This article examines how bicycle commuting is associated with bike lane access and sociodemographic advantage at the block group level in twenty-two U.S. cities. Using regression models with interaction terms, I find that associations between bike lanes and bicycle commuting are stronger among more advantaged block groups, due primarily to limited bicycle commuting in disadvantaged block groups even when bike lanes are present. This indicates the importance of considering heterogeneous effects in planning research and suggests that bike lane investment, in isolation, could widen sociodemographic disparities in cycling and its benefits if non-infrastructure barriers to cycling are not also addressed.

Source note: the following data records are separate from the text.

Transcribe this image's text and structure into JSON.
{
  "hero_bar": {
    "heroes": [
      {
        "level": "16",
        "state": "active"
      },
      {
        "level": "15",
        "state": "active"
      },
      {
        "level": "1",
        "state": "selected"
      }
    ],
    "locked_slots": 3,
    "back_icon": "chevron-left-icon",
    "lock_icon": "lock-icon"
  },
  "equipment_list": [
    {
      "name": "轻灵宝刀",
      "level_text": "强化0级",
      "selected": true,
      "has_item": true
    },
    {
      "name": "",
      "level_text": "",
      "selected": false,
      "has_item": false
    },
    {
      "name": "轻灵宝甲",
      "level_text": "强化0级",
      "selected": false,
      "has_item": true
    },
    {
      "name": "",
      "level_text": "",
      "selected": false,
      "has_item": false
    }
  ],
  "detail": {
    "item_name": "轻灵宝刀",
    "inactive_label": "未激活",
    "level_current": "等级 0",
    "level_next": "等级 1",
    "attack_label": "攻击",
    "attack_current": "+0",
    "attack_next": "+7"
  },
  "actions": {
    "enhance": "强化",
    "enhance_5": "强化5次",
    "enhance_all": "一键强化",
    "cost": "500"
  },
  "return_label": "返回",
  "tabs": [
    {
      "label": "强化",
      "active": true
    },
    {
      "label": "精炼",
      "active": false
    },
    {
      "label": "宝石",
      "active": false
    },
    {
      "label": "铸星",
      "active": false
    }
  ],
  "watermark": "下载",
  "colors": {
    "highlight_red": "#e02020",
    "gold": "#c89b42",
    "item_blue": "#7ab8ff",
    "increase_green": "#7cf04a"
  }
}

- bike lanes
ASJC Scopus subject areas
- Geography, Planning and Development
- Urban Studies